The Book Exchange reading group met yesterday to discuss the novel, True History of the Kelly Gang, by Peter Carey. I was about five pages short of having finished it, but still felt I could discuss it in a reasonable manner. By the way, in the meantime, I have finished reading it.
Not many of the members attended, but that might have meant one of several things. First, it might be because of the fact that we had to change our meeting time. Our meeting had to be changed due to cutbacks in library hours because of the deep budget cuts from the state. The other reason for poor attendance, in the past, has been when the members of the group don't particularly care for the book. This book was chosen, I was told, because another of Carey's novels wasn't available in quantities needed for the entire group. Of the two reasons, I suspect the latter because of the comments made by those who attended.

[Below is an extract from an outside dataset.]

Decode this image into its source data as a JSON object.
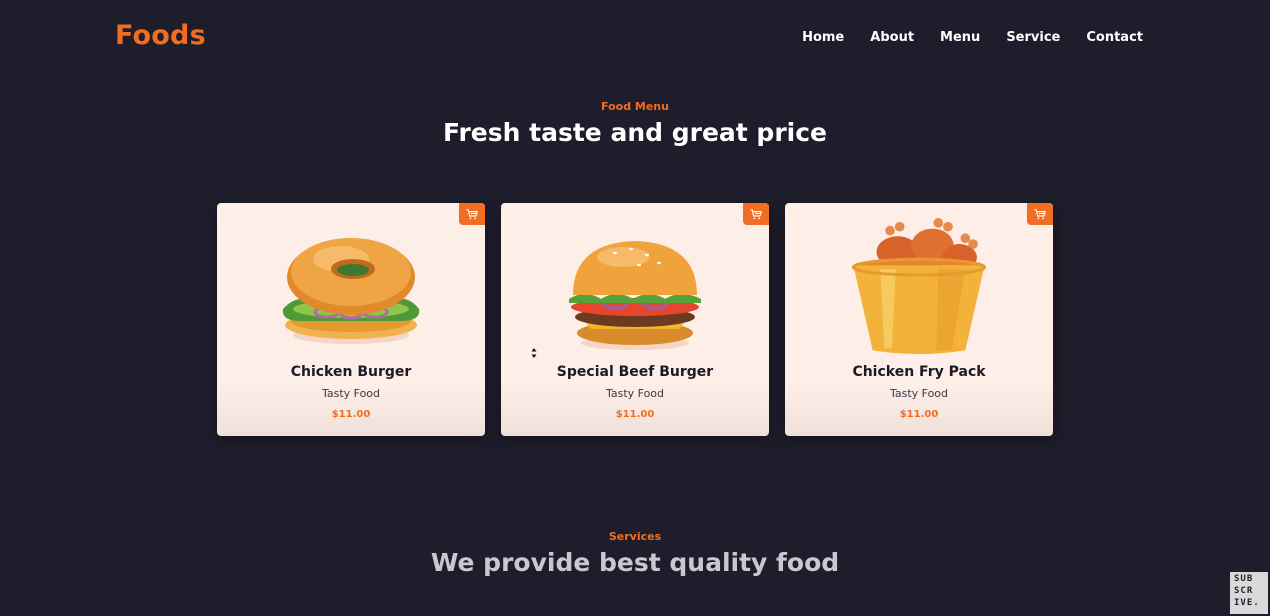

The novel is written as if it is a diary (the history) of Ned Kelly written for his infant daughter. As an unlettered, relatively unschooled young man, Kelly is not very (as it would have been in the text v.) literate and therefore, written in a style of run-on sentences, abbreviations, puncuation lacks, etc. While the writing style may be considered authentic for the times, it was, frankly, difficult to read. I found it often necessary to re-read passages putting in the appropriate punctuation in order to delineate who said what to whom, and what exactly was going on and filling in the blanks. The word adjectival permeated the text. Once into the story itself,the historical aspects of the life of Ned Kelly and his gang were a compelling read of the lives, deceptions, and times of the early 19th century in Australia.
Having finished that, I picked up a Tess Gerritsen novel. In fact, having never read any of her novels, I chose Harvest, her debut novel. One of the reasons I chose to read Gerritsen is that she is going to appear at a library next week for a talk and book signing that we (my husband, some friends, and I) are planning to attend. Coincidentally, a co-worker had recently mentioned her as an author worth checking out...somewhat in the vein of Robin Cook. I figured that I would like to know a little more about Gerritsen's writing before the event specially since she had already been recommended to me. So far, it is a very plausible medical thriller about transplants and donors. Lots of suspense with a very scary scenario! Although I just started it yesterday afternoon, I imagine I will have it finished this evening just because I find it such a riveting read. If the rest of this one continues to be as interesting, I may have found some new novels to add to my reading list.
Causes Nancy Smith Supports
Doctors without Borders
American Diabetes Association